Mortgage applications to purchase a home rose 1 percent for the week and are 4 percent higher than a year ago. Purchase applications could be stronger if there were simply more homes for sale. There is strong spring demand this year, but listings are falling in most major markets, resulting in higher prices and weaker affordability.
Homebuyer demand rose sharply in February from a year ago, according to a monthly survey by Redfin, a real estate brokerage. Agents saw a 26 percent jump in the number of home tour requests. Demand, however, did fall slightly from January's record high, likely due to the lack of listings.
"The only factor holding back sales this spring is supply," said Redfin chief economist Nela Richardson. "Limited inventory, particularly for starter homes, has put a crimp in the 2017 market. We expect to see more listings hit the market this spring, but there will still not be enough inventory to match homebuyer demand."
Potential buyers in several surveys have named supply as the primary headwind in the current market. Rising mortgage rates do not seem to be a major factor. Rates turned down slightly last week. The average contract interest rate for 30-year, fixed-rate mortgages with conforming loan balances of $424,100 or less decreased to 4.33 percent from 4.46 percent, with points increasing to 0.43 from 0.41, including the origination fee, for 80 percent loan-to-value ratio loans.
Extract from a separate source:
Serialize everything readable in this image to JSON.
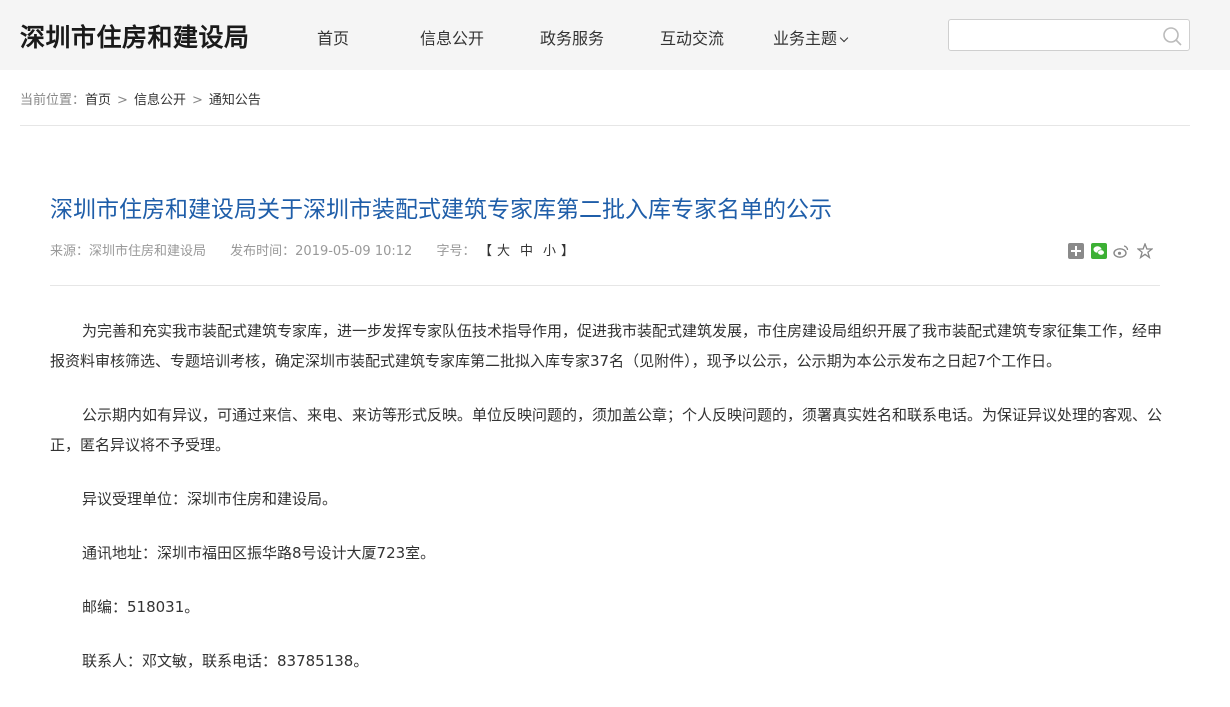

"Markets adjusted expectations last week as attempts to repeal and replace the Affordable Care Act stalled and bond yields declined. This pushed mortgage rates down for the first time in three weeks," said Lynn Fisher, vice president of research and economics with the MBA. "As an early gauge of spring buying activity, purchase applications for the last four weeks were all higher than the corresponding week a year ago, up an average of 4.8 percent on a year-over-year basis."